The second segment begins with the Glenn Miller Orchestra playing "In the Mood" and features photos of my grandparents and their daughters in their early years in Wyoming. It then segues into the music of Gene Autry crooning "Someday in Wyoming," followed by "How Much is That Doggie in the Window?" and pictures of my grandparents with the many dogs they had throughout their marriage. After than short bit, there's another Gene Autry. This time, he's singing my grandma's favorite song, "You Are My Sunshine" and most of the pictures are of my grandpa and grandma.
The second to the last segment begins with an old time radio show announcer and then Bing Crosby singing "I'll Be Seeing You." I found school picture head shots of my mom and each of my aunts, as well as portrait sittings of each of them with their dad. I paired these up and did a crossover fade so that the picture of them as a little kid melts away into a picture of them as an adult. Most of the pictures in this segment are of my mom and her sisters growing up.
The final segment is set to the Mormon Tabernacle Choir singing "Come, Thou Fount of Every Blessing" and includes landscapes of Utah and Wyoming along I-80, as well as pictures of landmarks in Green River, Wyoming, where my grandparents lived for 60 years. Pictures from my grandpa's funeral are included in this segment and the series ends with family portraits that were taken this spring in Salt Lake where we'd all gathered for his burial. The final shots are of my mom and her three sisters, my grandparents, and the Salt Lake Temple, where my grandparents were married in 1942.
At the very end, after all the pictures, I threw in credits as a joke and set it to Aaron Copland's Corral Nocturne.
All in all, I think it's going to be a good gift. I watched it the other night and found all kinds of things I would have done differently, but that's just me being my own worst critic. I've worked on it so long, I'm practically over it and have decided it is what it is. My dad and my siblings assure me Mom will be moved.

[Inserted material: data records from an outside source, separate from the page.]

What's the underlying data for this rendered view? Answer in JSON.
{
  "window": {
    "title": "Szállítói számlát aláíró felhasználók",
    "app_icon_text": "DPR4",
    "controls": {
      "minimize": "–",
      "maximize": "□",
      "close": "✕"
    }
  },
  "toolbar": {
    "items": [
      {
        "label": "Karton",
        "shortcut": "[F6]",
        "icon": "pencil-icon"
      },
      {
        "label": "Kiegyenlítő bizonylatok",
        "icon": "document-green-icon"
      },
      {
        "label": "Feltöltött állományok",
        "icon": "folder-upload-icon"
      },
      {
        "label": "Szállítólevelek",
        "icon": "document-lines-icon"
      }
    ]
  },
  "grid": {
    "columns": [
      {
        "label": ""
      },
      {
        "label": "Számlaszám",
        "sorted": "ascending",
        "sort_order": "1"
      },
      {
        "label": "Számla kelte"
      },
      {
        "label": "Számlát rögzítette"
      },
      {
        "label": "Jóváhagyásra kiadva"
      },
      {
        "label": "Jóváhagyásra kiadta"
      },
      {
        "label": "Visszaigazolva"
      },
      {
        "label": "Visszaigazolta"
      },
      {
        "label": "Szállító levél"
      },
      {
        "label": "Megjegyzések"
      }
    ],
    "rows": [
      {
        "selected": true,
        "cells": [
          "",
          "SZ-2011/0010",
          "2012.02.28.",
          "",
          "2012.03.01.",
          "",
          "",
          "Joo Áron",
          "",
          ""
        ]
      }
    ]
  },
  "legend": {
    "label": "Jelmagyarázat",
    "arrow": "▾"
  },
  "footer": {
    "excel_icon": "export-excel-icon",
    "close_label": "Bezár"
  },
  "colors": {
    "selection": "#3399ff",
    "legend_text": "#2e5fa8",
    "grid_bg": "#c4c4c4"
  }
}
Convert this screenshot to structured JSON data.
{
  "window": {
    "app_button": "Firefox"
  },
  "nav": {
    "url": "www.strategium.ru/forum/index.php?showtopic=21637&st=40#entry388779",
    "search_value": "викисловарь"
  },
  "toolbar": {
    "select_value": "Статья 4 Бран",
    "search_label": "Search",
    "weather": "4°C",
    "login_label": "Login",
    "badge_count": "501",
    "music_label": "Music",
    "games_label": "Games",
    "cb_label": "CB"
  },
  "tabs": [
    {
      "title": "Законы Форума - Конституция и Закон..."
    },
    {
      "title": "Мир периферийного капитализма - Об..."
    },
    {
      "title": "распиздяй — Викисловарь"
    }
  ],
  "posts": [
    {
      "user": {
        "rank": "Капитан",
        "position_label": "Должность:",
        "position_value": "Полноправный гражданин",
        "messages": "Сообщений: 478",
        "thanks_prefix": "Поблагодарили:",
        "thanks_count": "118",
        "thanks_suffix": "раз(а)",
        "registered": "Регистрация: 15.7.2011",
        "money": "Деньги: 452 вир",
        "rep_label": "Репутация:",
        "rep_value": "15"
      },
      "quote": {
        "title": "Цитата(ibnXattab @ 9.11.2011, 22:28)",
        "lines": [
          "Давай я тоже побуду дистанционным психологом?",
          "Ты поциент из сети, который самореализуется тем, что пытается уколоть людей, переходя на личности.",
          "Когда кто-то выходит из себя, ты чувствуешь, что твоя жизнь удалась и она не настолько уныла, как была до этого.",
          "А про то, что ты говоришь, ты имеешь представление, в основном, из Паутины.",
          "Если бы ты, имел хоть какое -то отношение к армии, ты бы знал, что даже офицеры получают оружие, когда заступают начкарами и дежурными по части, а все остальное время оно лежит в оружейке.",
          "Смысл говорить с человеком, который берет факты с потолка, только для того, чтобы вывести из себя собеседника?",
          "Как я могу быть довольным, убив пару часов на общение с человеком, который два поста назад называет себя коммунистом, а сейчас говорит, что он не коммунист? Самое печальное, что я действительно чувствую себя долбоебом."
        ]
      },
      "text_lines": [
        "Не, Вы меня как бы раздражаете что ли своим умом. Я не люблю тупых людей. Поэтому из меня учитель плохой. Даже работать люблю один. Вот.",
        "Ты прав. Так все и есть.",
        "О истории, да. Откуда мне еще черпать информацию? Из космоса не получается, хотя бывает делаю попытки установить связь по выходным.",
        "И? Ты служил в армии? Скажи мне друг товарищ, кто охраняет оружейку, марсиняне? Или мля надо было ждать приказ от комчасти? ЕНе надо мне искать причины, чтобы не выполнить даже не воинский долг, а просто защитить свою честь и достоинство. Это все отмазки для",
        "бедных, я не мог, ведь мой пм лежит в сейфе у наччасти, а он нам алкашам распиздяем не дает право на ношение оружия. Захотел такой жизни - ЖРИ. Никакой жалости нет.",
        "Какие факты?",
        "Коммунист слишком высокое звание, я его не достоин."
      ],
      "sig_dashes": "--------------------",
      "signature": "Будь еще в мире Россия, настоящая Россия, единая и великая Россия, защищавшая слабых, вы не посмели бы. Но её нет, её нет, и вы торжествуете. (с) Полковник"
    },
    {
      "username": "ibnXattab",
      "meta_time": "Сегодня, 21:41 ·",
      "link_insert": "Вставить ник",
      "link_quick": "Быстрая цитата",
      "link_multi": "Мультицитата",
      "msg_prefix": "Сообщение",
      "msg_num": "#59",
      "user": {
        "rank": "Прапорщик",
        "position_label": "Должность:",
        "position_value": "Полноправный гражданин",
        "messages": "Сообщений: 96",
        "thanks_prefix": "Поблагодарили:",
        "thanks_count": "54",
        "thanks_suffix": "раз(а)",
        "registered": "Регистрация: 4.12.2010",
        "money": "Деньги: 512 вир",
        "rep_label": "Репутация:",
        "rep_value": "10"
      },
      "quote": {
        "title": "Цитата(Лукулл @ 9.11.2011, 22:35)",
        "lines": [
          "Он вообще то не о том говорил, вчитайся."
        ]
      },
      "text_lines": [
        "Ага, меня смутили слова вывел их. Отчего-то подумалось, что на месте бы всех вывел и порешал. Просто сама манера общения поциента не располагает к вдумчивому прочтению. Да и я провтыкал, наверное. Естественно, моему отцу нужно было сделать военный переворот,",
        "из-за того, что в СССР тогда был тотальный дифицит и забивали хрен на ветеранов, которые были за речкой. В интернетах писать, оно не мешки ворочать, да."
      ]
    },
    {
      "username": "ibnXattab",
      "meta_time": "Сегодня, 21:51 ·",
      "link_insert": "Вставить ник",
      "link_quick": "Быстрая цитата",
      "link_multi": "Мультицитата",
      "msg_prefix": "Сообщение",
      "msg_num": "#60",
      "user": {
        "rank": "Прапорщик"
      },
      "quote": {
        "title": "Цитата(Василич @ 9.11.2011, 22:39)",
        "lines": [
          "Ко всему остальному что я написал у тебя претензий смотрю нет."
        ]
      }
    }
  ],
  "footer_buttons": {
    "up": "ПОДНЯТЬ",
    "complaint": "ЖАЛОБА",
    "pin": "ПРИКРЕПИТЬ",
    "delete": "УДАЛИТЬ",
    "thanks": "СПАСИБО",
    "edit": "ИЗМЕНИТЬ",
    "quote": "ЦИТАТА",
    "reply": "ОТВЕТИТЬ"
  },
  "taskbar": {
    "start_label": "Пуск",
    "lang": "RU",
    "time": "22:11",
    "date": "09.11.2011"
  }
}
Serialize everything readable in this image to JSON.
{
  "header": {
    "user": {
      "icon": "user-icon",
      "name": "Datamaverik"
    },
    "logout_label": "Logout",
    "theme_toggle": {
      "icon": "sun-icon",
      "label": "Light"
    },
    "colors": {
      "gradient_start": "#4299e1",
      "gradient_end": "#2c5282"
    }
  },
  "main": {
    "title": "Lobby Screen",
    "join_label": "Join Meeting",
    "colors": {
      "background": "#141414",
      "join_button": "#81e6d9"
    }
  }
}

And now, I'm off to bed, otherwise Santa Claus won't come!
Merry Christmas friends and fellow bloggers!